The Frank Miller Connection to the Barnes Collection

The Barnes Collection is considered to be the most valuable private art collection in the world, valued at anywhere from $25 to $40 billion. It is also possibly the largest, with more than 2,500 objects, including over 800 paintings by artists such as Degas, Picasso, Matisse, van Gogh, Cezanne and Renoir. In 1922, the collection was housed at the institution, which was founded by a successful chemist named Albert Barnes. I went to school across the street from it in Merion, Pa. I was always curious about the collection, but never able to see it, since the Foundation didn’t want a bunch of school kids wandering around the building. That changed today, as I found myself inside the Barnes Collection’s new museum on Ben Franklin Parkway in Philadelphia.

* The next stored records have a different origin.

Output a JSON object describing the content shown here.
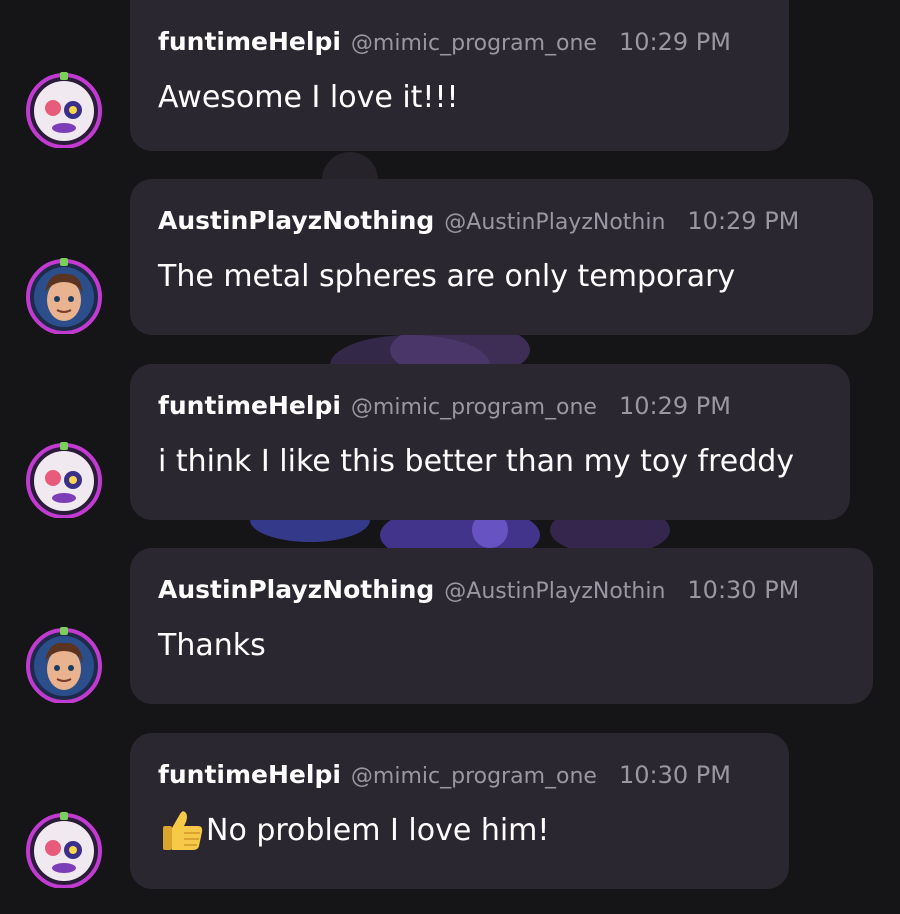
{
  "messages": [
    {
      "author": "funtimeHelpi",
      "handle": "@mimic_program_one",
      "time": "10:29 PM",
      "text": "Awesome I love it!!!",
      "avatar": "funtime-helpy-avatar",
      "emoji": null
    },
    {
      "author": "AustinPlayzNothing",
      "handle": "@AustinPlayzNothin",
      "time": "10:29 PM",
      "text": "The metal spheres are only temporary",
      "avatar": "austin-avatar",
      "emoji": null
    },
    {
      "author": "funtimeHelpi",
      "handle": "@mimic_program_one",
      "time": "10:29 PM",
      "text": "i think I like this better than my toy freddy",
      "avatar": "funtime-helpy-avatar",
      "emoji": null
    },
    {
      "author": "AustinPlayzNothing",
      "handle": "@AustinPlayzNothin",
      "time": "10:30 PM",
      "text": "Thanks",
      "avatar": "austin-avatar",
      "emoji": null
    },
    {
      "author": "funtimeHelpi",
      "handle": "@mimic_program_one",
      "time": "10:30 PM",
      "text": "No problem I love him!",
      "avatar": "funtime-helpy-avatar",
      "emoji": "thumbs-up-icon"
    }
  ],
  "colors": {
    "background": "#151417",
    "bubble": "#2a2730",
    "name": "#ffffff",
    "meta": "#9a97a1",
    "avatar_ring": "#c13bd0"
  }
}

The building was designed by New York architects Tod Williams and Billie Tsien, and it is nothing less than spectacular. One of the key elements of this iconic museum is the 30,000 square feet of quarter-sawn white oak flooring made by Muscanell Millworks, using FSC® oak lumber from Frank Miller. Frank Miller was involved in the project from the beginning, keeping the supply on track and helping the architects realize their aesthetic vision. During my visit, one of the project managers told me that Frank Miller’s quarter-sawn white oak was the most beautiful hardwood he has ever seen — and he has been in the construction business for more than 20 years. The flooring installer echoed those sentiments. It has been an honor to have our hardwood included in the design of the Barnes Collection Museum. We are thrilled for Opening Day on May 19th and hope you will have the opportunity to visit the museum to see the finished floors firsthand, along with other remarkable pieces of art.